--- THE RECORDS ---

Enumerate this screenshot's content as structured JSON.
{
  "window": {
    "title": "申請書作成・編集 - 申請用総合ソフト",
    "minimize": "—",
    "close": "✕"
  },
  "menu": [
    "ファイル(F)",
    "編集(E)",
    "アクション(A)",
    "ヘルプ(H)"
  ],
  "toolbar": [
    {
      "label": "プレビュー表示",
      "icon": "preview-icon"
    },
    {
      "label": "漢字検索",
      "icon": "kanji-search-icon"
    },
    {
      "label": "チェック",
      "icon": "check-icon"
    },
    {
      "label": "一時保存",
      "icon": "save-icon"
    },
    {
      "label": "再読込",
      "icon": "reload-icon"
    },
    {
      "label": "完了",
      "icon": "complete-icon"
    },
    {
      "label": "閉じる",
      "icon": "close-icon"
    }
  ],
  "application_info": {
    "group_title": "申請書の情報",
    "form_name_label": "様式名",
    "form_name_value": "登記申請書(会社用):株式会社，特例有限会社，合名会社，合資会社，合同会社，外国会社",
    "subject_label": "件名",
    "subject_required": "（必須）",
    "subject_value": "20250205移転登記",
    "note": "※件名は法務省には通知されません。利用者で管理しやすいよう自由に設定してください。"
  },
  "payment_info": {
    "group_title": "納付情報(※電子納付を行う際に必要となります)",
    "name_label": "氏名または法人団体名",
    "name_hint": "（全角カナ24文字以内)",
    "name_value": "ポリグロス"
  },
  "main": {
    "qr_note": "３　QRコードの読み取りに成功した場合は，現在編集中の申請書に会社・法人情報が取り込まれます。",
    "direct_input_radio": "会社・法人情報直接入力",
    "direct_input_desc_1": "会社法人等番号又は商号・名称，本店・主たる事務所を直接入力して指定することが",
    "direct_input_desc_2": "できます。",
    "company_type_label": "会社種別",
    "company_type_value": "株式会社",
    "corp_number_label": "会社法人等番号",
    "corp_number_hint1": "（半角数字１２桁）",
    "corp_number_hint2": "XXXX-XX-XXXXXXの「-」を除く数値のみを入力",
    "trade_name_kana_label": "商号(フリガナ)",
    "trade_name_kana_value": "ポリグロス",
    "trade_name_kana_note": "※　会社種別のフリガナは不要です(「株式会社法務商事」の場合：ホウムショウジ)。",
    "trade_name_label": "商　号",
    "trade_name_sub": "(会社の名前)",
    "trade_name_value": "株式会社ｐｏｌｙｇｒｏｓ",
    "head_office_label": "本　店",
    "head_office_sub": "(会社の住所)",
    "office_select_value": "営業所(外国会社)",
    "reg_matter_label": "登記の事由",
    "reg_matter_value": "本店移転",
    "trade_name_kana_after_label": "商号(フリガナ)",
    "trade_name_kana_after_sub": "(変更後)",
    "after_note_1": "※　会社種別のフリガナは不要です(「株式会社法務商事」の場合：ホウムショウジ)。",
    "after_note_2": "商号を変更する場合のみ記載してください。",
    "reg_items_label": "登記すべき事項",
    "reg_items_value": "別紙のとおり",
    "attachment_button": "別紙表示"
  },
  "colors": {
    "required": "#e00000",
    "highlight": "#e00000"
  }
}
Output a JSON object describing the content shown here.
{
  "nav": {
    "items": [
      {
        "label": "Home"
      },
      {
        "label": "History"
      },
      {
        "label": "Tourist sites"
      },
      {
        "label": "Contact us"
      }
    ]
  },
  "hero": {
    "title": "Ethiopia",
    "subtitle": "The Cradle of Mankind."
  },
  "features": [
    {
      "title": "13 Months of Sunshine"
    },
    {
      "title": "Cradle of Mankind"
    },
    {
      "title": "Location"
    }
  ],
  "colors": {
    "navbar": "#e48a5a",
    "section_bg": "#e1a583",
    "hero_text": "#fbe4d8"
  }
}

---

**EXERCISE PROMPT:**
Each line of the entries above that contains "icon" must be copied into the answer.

**TASK SOLUTION:**
      "icon": "preview-icon"
      "icon": "kanji-search-icon"
      "icon": "check-icon"
      "icon": "save-icon"
      "icon": "reload-icon"
      "icon": "complete-icon"
      "icon": "close-icon"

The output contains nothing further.